- Gregg Miller, inventor and author
- Harold Leland “Hal” Call, LGBT rights activist, pornographer and publisher
- "State & County QuickFacts". United States Census Bureau. Archived from the original on July 11, 2011. Retrieved September 8, 2013.
- "Find a County". National Association of Counties. Archived from the original on 2011-05-31. Retrieved 2011-06-07.
- Eaton, David Wolfe (1916). How Missouri Counties, Towns and Streams Were Named. The State Historical Society of Missouri. p. 170.
- Gannett, Henry (1905). The Origin of Certain Place Names in the United States. Govt. Print. Off. p. 145.
- "2010 Census Gazetteer Files". United States Census Bureau. August 22, 2012. Archived from the original on October 21, 2013. Retrieved November 15, 2014.
- "Population and Housing Unit Estimates". Retrieved June 9, 2017.
- "U.S. Decennial Census". United States Census Bureau. Archived from the original on May 12, 2015. Retrieved November 15, 2014.
- "Historical Census Browser". University of Virginia Library. Retrieved November 15, 2014.
- "Population of Counties by Decennial Census: 1900 to 1990". United States Census Bureau. Retrieved November 15, 2014.
- "Census 2000 PHC-T-4. Ranking Tables for Counties: 1990 and 2000" (PDF). United States Census Bureau. Retrieved November 15, 2014.
- Breeding, Marshall. "Grundy County Jewett Norris Library". Libraries.org. Retrieved May 8, 2017.
- Leip, David. "Dave Leip's Atlas of U.S. Presidential Elections". uselectionatlas.org.

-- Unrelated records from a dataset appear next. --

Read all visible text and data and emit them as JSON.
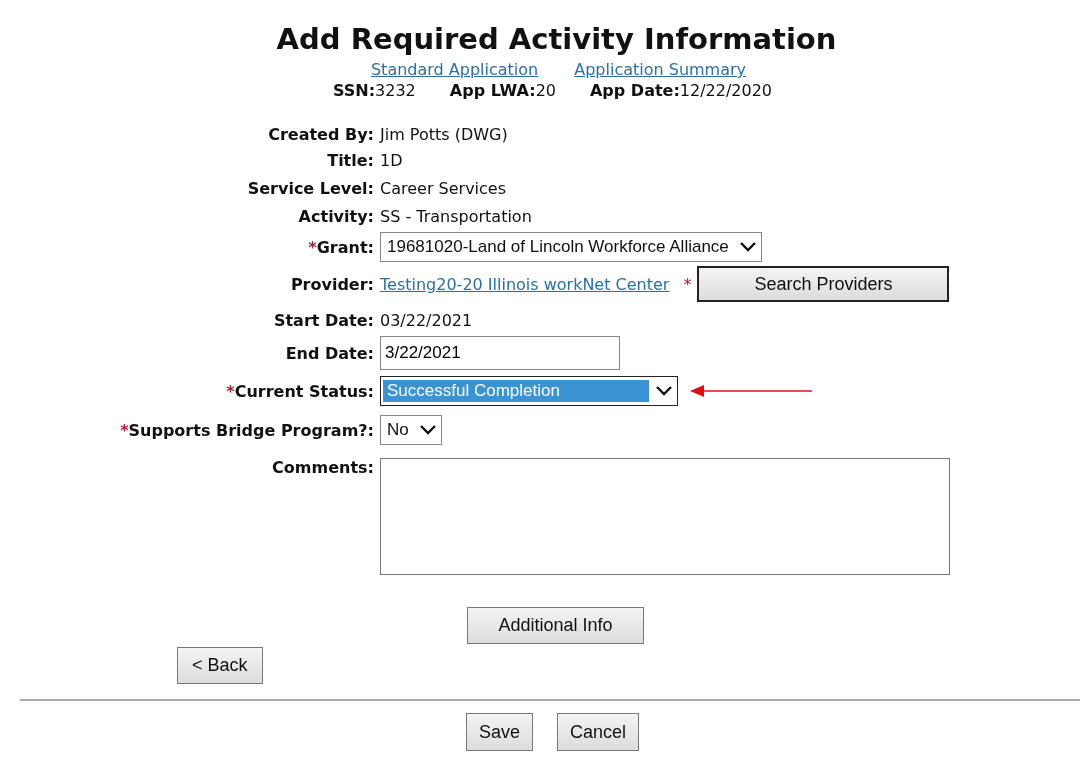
{
  "title": "Add Required Activity Information",
  "links": [
    "Standard Application",
    "Application Summary"
  ],
  "summary": [
    {
      "label": "SSN:",
      "value": "3232"
    },
    {
      "label": "App LWA:",
      "value": "20"
    },
    {
      "label": "App Date:",
      "value": "12/22/2020"
    }
  ],
  "fields": [
    {
      "kind": "text",
      "label": "Created By:",
      "value": "Jim Potts (DWG)"
    },
    {
      "kind": "text",
      "label": "Title:",
      "value": "1D"
    },
    {
      "kind": "text",
      "label": "Service Level:",
      "value": "Career Services"
    },
    {
      "kind": "text",
      "label": "Activity:",
      "value": "SS - Transportation"
    },
    {
      "kind": "select",
      "label": "Grant:",
      "required_mark": "*",
      "value": "19681020-Land of Lincoln Workforce Alliance",
      "highlighted": false
    },
    {
      "kind": "link",
      "label": "Provider:",
      "value": "Testing20-20 Illinois workNet Center",
      "button_mark": "*",
      "button": "Search Providers"
    },
    {
      "kind": "text",
      "label": "Start Date:",
      "value": "03/22/2021"
    },
    {
      "kind": "input",
      "label": "End Date:",
      "value": "3/22/2021"
    },
    {
      "kind": "select",
      "label": "Current Status:",
      "required_mark": "*",
      "value": "Successful Completion",
      "highlighted": true,
      "pointed": true
    },
    {
      "kind": "select",
      "label": "Supports Bridge Program?:",
      "required_mark": "*",
      "value": "No",
      "highlighted": false
    },
    {
      "kind": "textarea",
      "label": "Comments:"
    }
  ],
  "additional_button": "Additional Info",
  "back_button": "< Back",
  "footer_buttons": [
    "Save",
    "Cancel"
  ]
}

Retrieved 2018-03-25.
- Grundy County, Missouri (official site), Township
- http://www.grundycountymo.com - Grundy County Official Website
- Digitized 1930 Plat Book of Grundy County from University of Missouri Division of Special Collections, Archives, and Rare Books